Microevolution vs. macroevolution
Pierre-Paul Grasse, a zoologist, observed that adaptations within species have nothing to do with evolution. They are just minor changes around a stable genotype. For example, there are no less than 200 breeds of dog today, descended from just a few ancient dogs and wolves. They range from tiny Chihuahuas to burly St. Bernards, from cuddly Pomeranians to vicious pit bulls. Yet, they are all still dogs. Citrus fruits vary greatly – from sweet nectarines to sour lemons, little limes to large pomelos – but each one is still a citrus. They are examples of “microevolution.” What Darwin “discovered” – such as the variations in the beaks of finches in the Galapagos Islands – were limited biological principles that govern microevolution (change within a species), not those governing “speciation” or “macroevolution” (change from one species to another).

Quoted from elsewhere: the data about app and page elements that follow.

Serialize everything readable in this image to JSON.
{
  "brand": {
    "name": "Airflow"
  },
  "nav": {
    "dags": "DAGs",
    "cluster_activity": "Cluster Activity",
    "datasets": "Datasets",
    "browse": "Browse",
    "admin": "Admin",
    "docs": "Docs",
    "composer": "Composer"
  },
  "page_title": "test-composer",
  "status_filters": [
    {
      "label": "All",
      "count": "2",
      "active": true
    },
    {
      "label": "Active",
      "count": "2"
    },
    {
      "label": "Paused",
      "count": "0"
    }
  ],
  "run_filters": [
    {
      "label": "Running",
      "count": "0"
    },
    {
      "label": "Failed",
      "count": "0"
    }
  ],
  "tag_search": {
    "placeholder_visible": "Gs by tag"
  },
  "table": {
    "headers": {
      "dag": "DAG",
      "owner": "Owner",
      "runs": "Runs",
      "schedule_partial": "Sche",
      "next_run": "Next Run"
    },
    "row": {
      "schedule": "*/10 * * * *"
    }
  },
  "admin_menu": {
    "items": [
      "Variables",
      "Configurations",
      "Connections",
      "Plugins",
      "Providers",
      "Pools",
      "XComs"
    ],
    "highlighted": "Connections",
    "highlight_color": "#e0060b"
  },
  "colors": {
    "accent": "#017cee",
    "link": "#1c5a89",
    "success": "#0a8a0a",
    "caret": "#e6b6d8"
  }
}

In breeding experiments, scientists have tried to keep modifying selected plants and animals indefinitely by crossbreeding to see if they could develop new species. Result? “Breeders usually find that after a few generations, an optimum is reached beyond which further improvement is impossible, and there has been no new species formed… Breeding procedures, therefore, would seem to refute, rather than support evolution.”49
Microevolution in reverse. In the 1930s brothers Heinz and Lutz Heck, Munich Zoo and Berlin Zoo directors, respectively, recreated extinct animals. First was the tarpan, a Stone Age horse whose drawings were on the walls of caves in France and the last of which died in captivity in 1887. They crossed stallions known to have descended from the tarpan with modern mares. After just two breedings, a foal with all the tarpan characteristics was born.
They had actually followed their father, who, while running the Berlin Zoo, crossed the ibex (a wild goat) with domesticated goats. The older Heck produced animals with the exact color of the bezoar, the Middle Eastern wild goat that was the progenitor of all goats today.
The Heck brothers also recreated the auroch, the ancestor of modern cattle. The last of the huge auroch, which weighed up to a ton, died in a game preserve in Poland in 1627. After ten years of crossbreeding, they obtained a calf with all the traits of an auroch.50
Problems with evolution
There were a few gaps in the “evolutionary tree” when Darwin published On the Origin of Species in 1859. Believers in the theory expected these gaps to be filled as fossil finds increased.
We read in the Newsweek magazine issue of March 29, 1982: “Darwin, and most of those who followed him, believed that the work of evolution was slow, gradual and continuous and that a complete lineage of ancestors, shading imperceptibly one into the next, ould in theory be reconstructed for all living animals… But a century of digging since then has only made their absence more glaring.”51
David B. Kitts of the School of Geology and Geophysics, University of Oklahoma, said in the September 1974 issue of the journal Evolution: “Despite the bright promise that paleontology provides a means of ‘seeing’ evolution, it has presented some nasty difficulties for evolutionists the most notorious of which is the presence of ‘gaps’ in the fossil record. Evolution requires intermediate forms between species and paleontology does not provide them.”52
Norman D. Newell, former Curator of Historical Geology at the American Museum of Natural History, wrote in Adventures in Earth History (1970) that “the gaps which separate the highest categories may never be bridged in the fossil record. Many of the discontinuities tend to be more and more emphasized with increased collecting.”53